In the records that follow, count each line where the string "period" occurs. Provide the total and no other text.

[Materials provided Boundary: Start]

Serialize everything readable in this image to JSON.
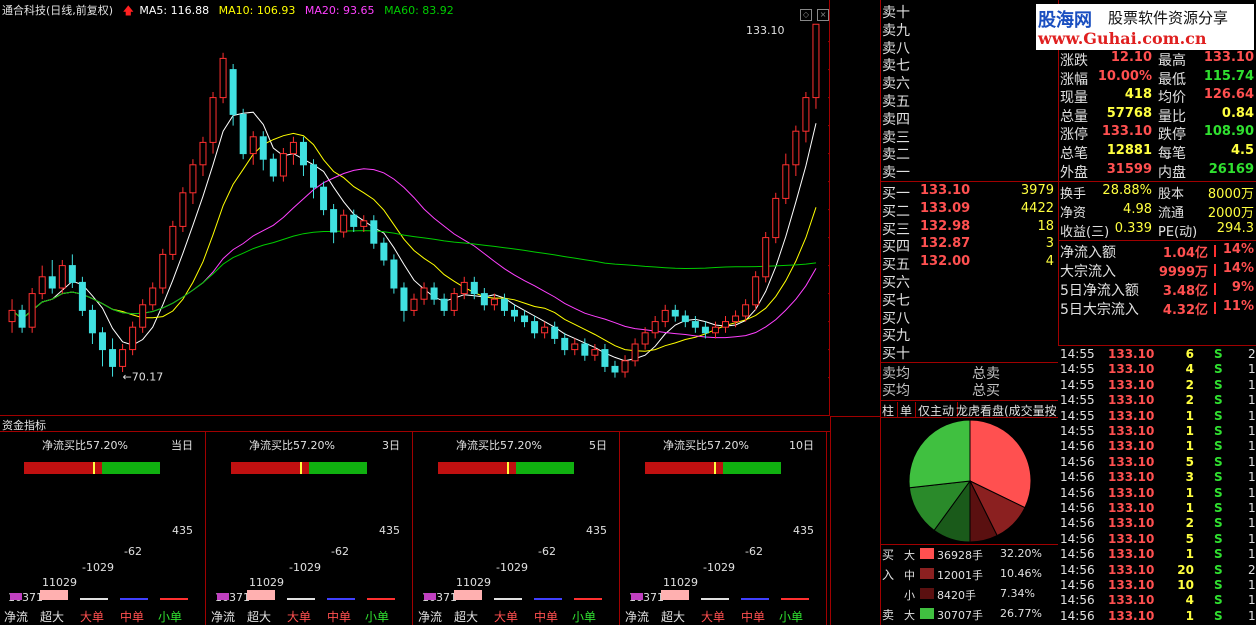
{
  "header": {
    "stock_name": "通合科技(日线,前复权)",
    "ma5": "MA5: 116.88",
    "ma10": "MA10: 106.93",
    "ma20": "MA20: 93.65",
    "ma60": "MA60: 83.92",
    "colors": {
      "ma5": "#ffffff",
      "ma10": "#ffff00",
      "ma20": "#ff40ff",
      "ma60": "#00cc00"
    }
  },
  "chart_data": {
    "type": "candlestick",
    "y_ticks": [
      "130.0",
      "125.0",
      "120.0",
      "115.0",
      "110.0",
      "105.0",
      "100.0",
      "95.0",
      "90.0",
      "85.0",
      "80.0",
      "75.0",
      "70.0"
    ],
    "ylim": [
      66,
      133.5
    ],
    "high_label": "133.10",
    "low_label": "70.17",
    "candles": [
      [
        80,
        82,
        78,
        84
      ],
      [
        82,
        79,
        78,
        83
      ],
      [
        79,
        85,
        78,
        86
      ],
      [
        85,
        88,
        84,
        90
      ],
      [
        88,
        86,
        85,
        91
      ],
      [
        86,
        90,
        85,
        91
      ],
      [
        90,
        87,
        86,
        92
      ],
      [
        87,
        82,
        81,
        88
      ],
      [
        82,
        78,
        76,
        83
      ],
      [
        78,
        75,
        72,
        79
      ],
      [
        75,
        72,
        70.17,
        77
      ],
      [
        72,
        75,
        71,
        76
      ],
      [
        75,
        79,
        74,
        80
      ],
      [
        79,
        83,
        78,
        84
      ],
      [
        83,
        86,
        82,
        87
      ],
      [
        86,
        92,
        85,
        93
      ],
      [
        92,
        97,
        91,
        98
      ],
      [
        97,
        103,
        96,
        104
      ],
      [
        103,
        108,
        101,
        109
      ],
      [
        108,
        112,
        106,
        113
      ],
      [
        112,
        120,
        110,
        121
      ],
      [
        120,
        127,
        119,
        128
      ],
      [
        125,
        117,
        115,
        126
      ],
      [
        117,
        110,
        109,
        118
      ],
      [
        110,
        113,
        108,
        114
      ],
      [
        113,
        109,
        107,
        114
      ],
      [
        109,
        106,
        105,
        110
      ],
      [
        106,
        110,
        105,
        111
      ],
      [
        110,
        112,
        108,
        113
      ],
      [
        112,
        108,
        106,
        113
      ],
      [
        108,
        104,
        102,
        109
      ],
      [
        104,
        100,
        99,
        105
      ],
      [
        100,
        96,
        94,
        101
      ],
      [
        96,
        99,
        95,
        100
      ],
      [
        99,
        97,
        96,
        100
      ],
      [
        97,
        98,
        96,
        99
      ],
      [
        98,
        94,
        93,
        99
      ],
      [
        94,
        91,
        90,
        95
      ],
      [
        91,
        86,
        85,
        92
      ],
      [
        86,
        82,
        80,
        87
      ],
      [
        82,
        84,
        81,
        85
      ],
      [
        84,
        86,
        83,
        87
      ],
      [
        86,
        84,
        83,
        87
      ],
      [
        84,
        82,
        81,
        85
      ],
      [
        82,
        85,
        81,
        86
      ],
      [
        85,
        87,
        84,
        88
      ],
      [
        87,
        85,
        84,
        88
      ],
      [
        85,
        83,
        82,
        86
      ],
      [
        83,
        84,
        82,
        85
      ],
      [
        84,
        82,
        81,
        85
      ],
      [
        82,
        81,
        80,
        83
      ],
      [
        81,
        80,
        79,
        82
      ],
      [
        80,
        78,
        77,
        81
      ],
      [
        78,
        79,
        77,
        80
      ],
      [
        79,
        77,
        76,
        80
      ],
      [
        77,
        75,
        74,
        78
      ],
      [
        75,
        76,
        74,
        77
      ],
      [
        76,
        74,
        73,
        77
      ],
      [
        74,
        75,
        73,
        76
      ],
      [
        75,
        72,
        71,
        76
      ],
      [
        72,
        71,
        70,
        73
      ],
      [
        71,
        73,
        70,
        74
      ],
      [
        73,
        76,
        72,
        77
      ],
      [
        76,
        78,
        75,
        79
      ],
      [
        78,
        80,
        77,
        81
      ],
      [
        80,
        82,
        79,
        83
      ],
      [
        82,
        81,
        80,
        83
      ],
      [
        81,
        80,
        79,
        82
      ],
      [
        80,
        79,
        78,
        81
      ],
      [
        79,
        78,
        77,
        80
      ],
      [
        78,
        79,
        77,
        80
      ],
      [
        79,
        80,
        78,
        81
      ],
      [
        80,
        81,
        79,
        82
      ],
      [
        81,
        83,
        80,
        84
      ],
      [
        83,
        88,
        82,
        89
      ],
      [
        88,
        95,
        87,
        96
      ],
      [
        95,
        102,
        94,
        103
      ],
      [
        102,
        108,
        101,
        110
      ],
      [
        108,
        114,
        106,
        115
      ],
      [
        114,
        120,
        112,
        121
      ],
      [
        120,
        133.1,
        118,
        133.1
      ]
    ]
  },
  "funds_title": "资金指标",
  "funds": [
    {
      "title": "净流买比57.20%",
      "period": "当日"
    },
    {
      "title": "净流买比57.20%",
      "period": "3日"
    },
    {
      "title": "净流买比57.20%",
      "period": "5日"
    },
    {
      "title": "净流买比57.20%",
      "period": "10日"
    }
  ],
  "funds_values": [
    "435",
    "-62",
    "-1029",
    "11029",
    "10371"
  ],
  "funds_labels": [
    "净流",
    "超大",
    "大单",
    "中单",
    "小单"
  ],
  "logo": {
    "name": "股海网",
    "slogan": "股票软件资源分享",
    "url": "www.Guhai.com.cn"
  },
  "sell_levels": [
    "卖十",
    "卖九",
    "卖八",
    "卖七",
    "卖六",
    "卖五",
    "卖四",
    "卖三",
    "卖二",
    "卖一"
  ],
  "buy_levels": [
    {
      "label": "买一",
      "price": "133.10",
      "vol": "3979"
    },
    {
      "label": "买二",
      "price": "133.09",
      "vol": "4422"
    },
    {
      "label": "买三",
      "price": "132.98",
      "vol": "18"
    },
    {
      "label": "买四",
      "price": "132.87",
      "vol": "3"
    },
    {
      "label": "买五",
      "price": "132.00",
      "vol": "4"
    },
    {
      "label": "买六",
      "price": "",
      "vol": ""
    },
    {
      "label": "买七",
      "price": "",
      "vol": ""
    },
    {
      "label": "买八",
      "price": "",
      "vol": ""
    },
    {
      "label": "买九",
      "price": "",
      "vol": ""
    },
    {
      "label": "买十",
      "price": "",
      "vol": ""
    }
  ],
  "avg": {
    "sell_avg": "卖均",
    "buy_avg": "买均",
    "total_sell": "总卖",
    "total_buy": "总买"
  },
  "stats": [
    [
      "涨跌",
      "12.10",
      "最高",
      "133.10"
    ],
    [
      "涨幅",
      "10.00%",
      "最低",
      "115.74"
    ],
    [
      "现量",
      "418",
      "均价",
      "126.64"
    ],
    [
      "总量",
      "57768",
      "量比",
      "0.84"
    ],
    [
      "涨停",
      "133.10",
      "跌停",
      "108.90"
    ],
    [
      "总笔",
      "12881",
      "每笔",
      "4.5"
    ],
    [
      "外盘",
      "31599",
      "内盘",
      "26169"
    ]
  ],
  "stats2": [
    [
      "换手",
      "28.88%",
      "股本",
      "8000万"
    ],
    [
      "净资",
      "4.98",
      "流通",
      "2000万"
    ],
    [
      "收益(三)",
      "0.339",
      "PE(动)",
      "294.3"
    ]
  ],
  "flows": [
    [
      "净流入额",
      "1.04亿",
      "14%"
    ],
    [
      "大宗流入",
      "9999万",
      "14%"
    ],
    [
      "5日净流入额",
      "3.48亿",
      "9%"
    ],
    [
      "5日大宗流入",
      "4.32亿",
      "11%"
    ]
  ],
  "tabs": [
    "柱",
    "单",
    "仅主动",
    "龙虎看盘(成交量按"
  ],
  "pie": [
    {
      "label": "buy-super",
      "value": 32.2,
      "color": "#ff5050"
    },
    {
      "label": "buy-big",
      "value": 10.46,
      "color": "#8b2020"
    },
    {
      "label": "buy-mid",
      "value": 7.34,
      "color": "#5a1010"
    },
    {
      "label": "sell-small",
      "value": 10.0,
      "color": "#1a5a1a"
    },
    {
      "label": "sell-mid",
      "value": 13.23,
      "color": "#2a8a2a"
    },
    {
      "label": "sell-big",
      "value": 26.77,
      "color": "#40c040"
    }
  ],
  "legend_rows": [
    {
      "side": "买",
      "size": "大",
      "qty": "36928手",
      "pct": "32.20%",
      "color": "#ff5050"
    },
    {
      "side": "入",
      "size": "中",
      "qty": "12001手",
      "pct": "10.46%",
      "color": "#8b2020"
    },
    {
      "side": "",
      "size": "小",
      "qty": "8420手",
      "pct": "7.34%",
      "color": "#5a1010"
    },
    {
      "side": "卖",
      "size": "大",
      "qty": "30707手",
      "pct": "26.77%",
      "color": "#40c040"
    }
  ],
  "ticks": [
    [
      "14:55",
      "133.10",
      "6",
      "S",
      "2"
    ],
    [
      "14:55",
      "133.10",
      "4",
      "S",
      "1"
    ],
    [
      "14:55",
      "133.10",
      "2",
      "S",
      "1"
    ],
    [
      "14:55",
      "133.10",
      "2",
      "S",
      "1"
    ],
    [
      "14:55",
      "133.10",
      "1",
      "S",
      "1"
    ],
    [
      "14:55",
      "133.10",
      "1",
      "S",
      "1"
    ],
    [
      "14:56",
      "133.10",
      "1",
      "S",
      "1"
    ],
    [
      "14:56",
      "133.10",
      "5",
      "S",
      "1"
    ],
    [
      "14:56",
      "133.10",
      "3",
      "S",
      "1"
    ],
    [
      "14:56",
      "133.10",
      "1",
      "S",
      "1"
    ],
    [
      "14:56",
      "133.10",
      "1",
      "S",
      "1"
    ],
    [
      "14:56",
      "133.10",
      "2",
      "S",
      "1"
    ],
    [
      "14:56",
      "133.10",
      "5",
      "S",
      "1"
    ],
    [
      "14:56",
      "133.10",
      "1",
      "S",
      "1"
    ],
    [
      "14:56",
      "133.10",
      "20",
      "S",
      "2"
    ],
    [
      "14:56",
      "133.10",
      "10",
      "S",
      "1"
    ],
    [
      "14:56",
      "133.10",
      "4",
      "S",
      "1"
    ],
    [
      "14:56",
      "133.10",
      "1",
      "S",
      "1"
    ]
  ]
}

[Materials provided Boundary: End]

Result of the exercise :: 4